A group of Iowa Republicans gathered over the weekend to try to reenergize moderates within the G.O.P.
Former Lieutenant Governor Joy Corning, the event’s main organizer, urged the crowd to be "active, assertive, make-a-difference" Republicans. "Our intention is that you will spread your enthusiasm to your friends, your neighbors, your whole community and that you will participate in the Iowa Caucus," Corning said.
Former Iowa Congressman Jim Leach, a so-called "moderate" in his Republican Party, lost his bid for re-election in 2006 and now teaches at Harvard. Leach delivered the keynote address at the meeting of his fellow moderates, telling the group that about two percent of Americans — mostly social conservatives — are controlling the Grand Old Party these days.
"Increasingly, issues are described as moral issues. Some of them are, some of them are not precisely, but the point is if the issue is a moral issue and I hold this position, if you hold this position on the other side — by definition your position is immoral," Leach said. "…It’s pretty hard to get consensus."
Leach suggested the modern-day Republican Party had veered away from its roots as an "individual rights oriented" party, launched in 1853 by those who wanted to outlaw slavery. "I think it’s time to think about the basics and that comes back to heritage and philosophy," Leach said. "…Now this was the progressive party of the 19th century and the early 20th century."

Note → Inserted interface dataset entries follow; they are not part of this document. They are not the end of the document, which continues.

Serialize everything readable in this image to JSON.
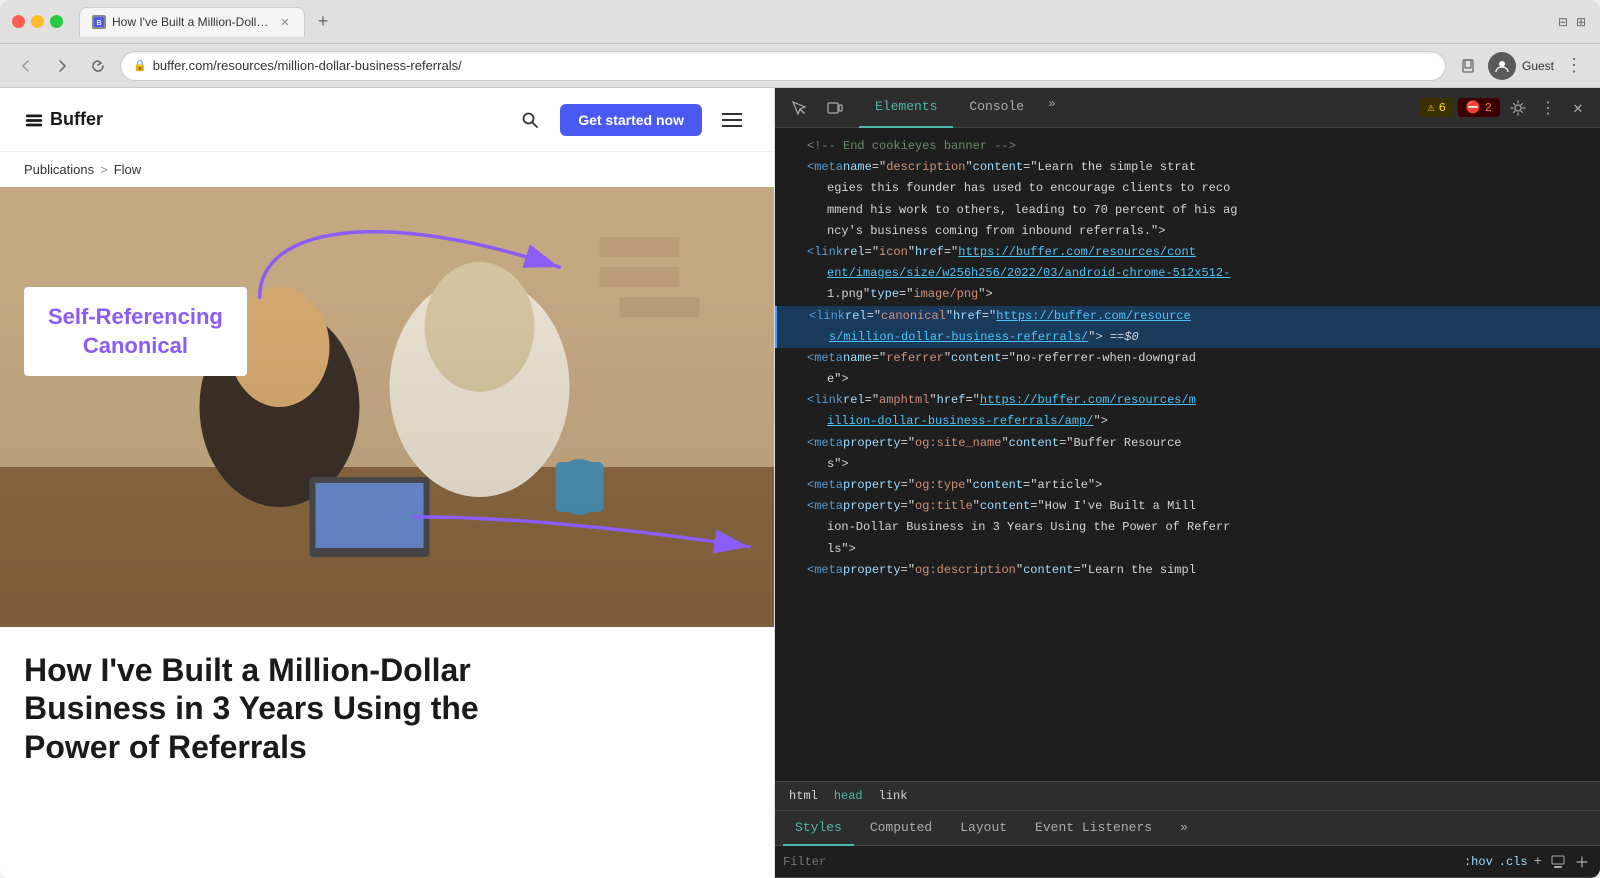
{
  "browser": {
    "tab_title": "How I've Built a Million-Dollar...",
    "tab_favicon": "B",
    "url": "buffer.com/resources/million-dollar-business-referrals/",
    "new_tab_label": "+",
    "back_btn": "‹",
    "forward_btn": "›",
    "refresh_btn": "↻",
    "account_label": "Guest"
  },
  "website": {
    "logo_text": "Buffer",
    "get_started_btn": "Get started now",
    "breadcrumb_parent": "Publications",
    "breadcrumb_sep": ">",
    "breadcrumb_current": "Flow",
    "annotation_label": "Self-Referencing\nCanonical",
    "article_title": "How I've Built a Million-Dollar\nBusiness in 3 Years Using the\nPower of Referrals"
  },
  "devtools": {
    "elements_tab": "Elements",
    "console_tab": "Console",
    "more_tabs_label": "»",
    "warn_count": "6",
    "err_count": "2",
    "close_label": "×",
    "code_lines": [
      {
        "type": "comment",
        "content": "<!-- End cookieyes banner -->"
      },
      {
        "type": "tag",
        "indent": 1,
        "content": "<meta name=\"description\" content=\"Learn the simple strat"
      },
      {
        "type": "text",
        "indent": 1,
        "content": "egies this founder has used to encourage clients to reco"
      },
      {
        "type": "text",
        "indent": 1,
        "content": "mmend his work to others, leading to 70 percent of his ag"
      },
      {
        "type": "text",
        "indent": 1,
        "content": "ncy's business coming from inbound referrals.\">"
      },
      {
        "type": "link_tag",
        "indent": 1,
        "prefix": "<link rel=\"icon\" href=\"",
        "link": "https://buffer.com/resources/cont",
        "suffix": ""
      },
      {
        "type": "text",
        "indent": 2,
        "content": "ent/images/size/w256h256/2022/03/android-chrome-512x512-"
      },
      {
        "type": "text",
        "indent": 2,
        "content": "1.png\" type=\"image/png\">"
      },
      {
        "type": "canonical",
        "content": "<link rel=\"canonical\" href=\"",
        "link": "https://buffer.com/resource",
        "link2": "s/million-dollar-business-referrals/",
        "suffix": "\"> == $0"
      },
      {
        "type": "tag",
        "indent": 1,
        "content": "<meta name=\"referrer\" content=\"no-referrer-when-downgrad"
      },
      {
        "type": "text",
        "indent": 1,
        "content": "e\">"
      },
      {
        "type": "link_tag",
        "indent": 1,
        "prefix": "<link rel=\"amphtml\" href=\"",
        "link": "https://buffer.com/resources/m",
        "suffix": ""
      },
      {
        "type": "text",
        "indent": 2,
        "content": "illion-dollar-business-referrals/amp/\">"
      },
      {
        "type": "tag",
        "indent": 1,
        "content": "<meta property=\"og:site_name\" content=\"Buffer Resource"
      },
      {
        "type": "text",
        "indent": 1,
        "content": "s\">"
      },
      {
        "type": "tag",
        "indent": 1,
        "content": "<meta property=\"og:type\" content=\"article\">"
      },
      {
        "type": "tag",
        "indent": 1,
        "content": "<meta property=\"og:title\" content=\"How I've Built a Mill"
      },
      {
        "type": "text",
        "indent": 1,
        "content": "ion-Dollar Business in 3 Years Using the Power of Referr"
      },
      {
        "type": "text",
        "indent": 1,
        "content": "ls\">"
      },
      {
        "type": "tag",
        "indent": 1,
        "content": "<meta property=\"og:description\" content=\"Learn the simpl"
      }
    ],
    "breadcrumb_items": [
      "html",
      "head",
      "link"
    ],
    "lower_tabs": [
      "Styles",
      "Computed",
      "Layout",
      "Event Listeners",
      "»"
    ],
    "filter_placeholder": "Filter",
    "filter_options": [
      ":hov",
      ".cls"
    ],
    "filter_plus": "+",
    "styles_tab": "Styles"
  },
  "colors": {
    "accent_purple": "#8b5cf6",
    "get_started_blue": "#4a5af0",
    "canonical_highlight_bg": "#1a3a5c",
    "link_color": "#4fc3f7",
    "active_tab_color": "#4db6ac"
  }
}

Leach suggested his party was perilously close to embracing a "win-at-all-costs" attitude that may in the end, spell its doom and pave the way for a successful third party. "Should a party be a sanctuary for intolerance?" Leach asked.
Leach suggested moderates in the G.O.P. might have more sway if they decided to re-engage and attend a Caucus January 3rd. "All the indications in this state are that there’s more enthusiasm in one party than the other and that isn’t ours and we’re going to have a smaller turnout than the other party," Leach said. "That actually has some grounds for optimism if commited people want to participate."

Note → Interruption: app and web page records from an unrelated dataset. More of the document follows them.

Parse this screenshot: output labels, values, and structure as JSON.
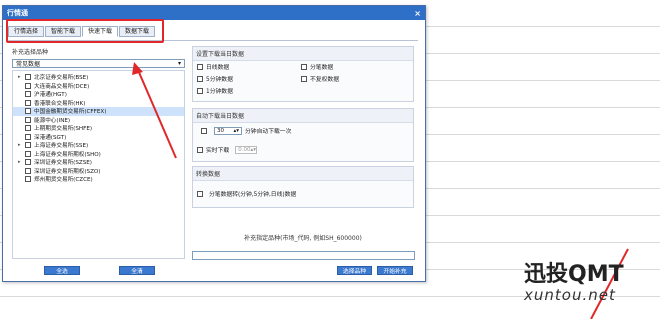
{
  "window": {
    "title": "行情通",
    "close_glyph": "×"
  },
  "tabs": [
    {
      "label": "行情选择"
    },
    {
      "label": "智能下载"
    },
    {
      "label": "快速下载"
    },
    {
      "label": "数据下载"
    }
  ],
  "left": {
    "section_label": "补充选择品种",
    "select_value": "常见数据",
    "select_arrow": "▾",
    "tree": [
      {
        "expander": "▸",
        "label": "北京证券交易所(BSE)"
      },
      {
        "expander": "",
        "label": "大连商品交易所(DCE)"
      },
      {
        "expander": "",
        "label": "沪港通(HGT)"
      },
      {
        "expander": "",
        "label": "香港联合交易所(HK)"
      },
      {
        "expander": "",
        "label": "中国金融期货交易所(CFFEX)"
      },
      {
        "expander": "",
        "label": "能源中心(INE)"
      },
      {
        "expander": "",
        "label": "上期期货交易所(SHFE)"
      },
      {
        "expander": "",
        "label": "深港通(SGT)"
      },
      {
        "expander": "▸",
        "label": "上海证券交易所(SSE)"
      },
      {
        "expander": "",
        "label": "上海证券交易所期权(SHO)"
      },
      {
        "expander": "▸",
        "label": "深圳证券交易所(SZSE)"
      },
      {
        "expander": "",
        "label": "深圳证券交易所期权(SZO)"
      },
      {
        "expander": "",
        "label": "郑州期货交易所(CZCE)"
      }
    ],
    "selected_index": 4
  },
  "group1": {
    "title": "设置下载当日数据",
    "items": [
      {
        "label": "日线数据"
      },
      {
        "label": "分笔数据"
      },
      {
        "label": "5分钟数据"
      },
      {
        "label": "不复权数据"
      },
      {
        "label": "1分钟数据"
      }
    ]
  },
  "group2": {
    "title": "自动下载当日数据",
    "interval_value": "30",
    "interval_label": "分钟自动下载一次",
    "realtime_label": "实时下载",
    "time_value": "0.00"
  },
  "group3": {
    "title": "转换数据",
    "convert_label": "分笔数据转(分钟,5分钟,日线)数据"
  },
  "hint": "补充指定品种(市场_代码, 例如SH_600000)",
  "buttons": {
    "select_all": "全选",
    "clear": "全清",
    "select_product": "选择品种",
    "start_supplement": "开始补充"
  },
  "logo": {
    "cn": "迅投QMT",
    "en": "xuntou.net"
  },
  "colors": {
    "titlebar": "#2e6fc8",
    "button": "#3b78cf",
    "highlight": "#e0282a"
  }
}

The crowd of about 80 people included current and former Republican elected officials as well as a few long-time party activists. Ex-State Senator Jack Rife – formerly from Moscow, Iowa, but now from Des Moines – said he believes moderate Republicans must refocus on the core idea of limited government.
"Moderate Republicans in my opinion, or mainstream people as I like to call them, need to get more involved in the party structure. They’ve kind of (gone) to the sidelines in my opinion and sat on their hands and let the so-called social conservatives take charge and I think (moderates) have got to get back in the game and participate," Rife said. "Hopefully this time around they will."
Former State Representative Janet Metcalf of Windsor Heights was careful to declare the intent of this group of moderates is not to displace social conservatives. "I don’t want to take the party back. I want to strengthen the current party. What I want to do is to have Republicans who feel disenchanted come back into the party," Metcalf said. "I’m not a splinterer. I’m a convenor."
Former New Jersey Governor Christy Todd Whitman, founder of a group called the "Republican Leadership Council" for moderate Republicans, was the meeting’s luncheon speaker.
"I’ve just met so many Republicans who’ve said, ‘The party’s left me. It now all of a sudden has a litany of litmus tests on these issues and I’m just not there, even if I’m sympathetic,’" Whitman said during an interview with Radio Iowa. "…We’re looked at as being kind of mean-spirited, narrow-minded and that’s not who we are as a party."
According to Whitman, only 10 percent of moderate Republicans turn-out to vote in party primaries or participate in party caucuses. "That’s not good. That’s when the extreme elements of any group control — when those who are more toward the center, more open to compromise, more open to talking to people with whom they disagree on certain issues, when they stay home," Whitman said. "And this (meeting of moderate Iowa Republicans) is to say, ‘Look, there are more of us out there than you think. There are Republicans out here who don’t think compromise is a dirty word."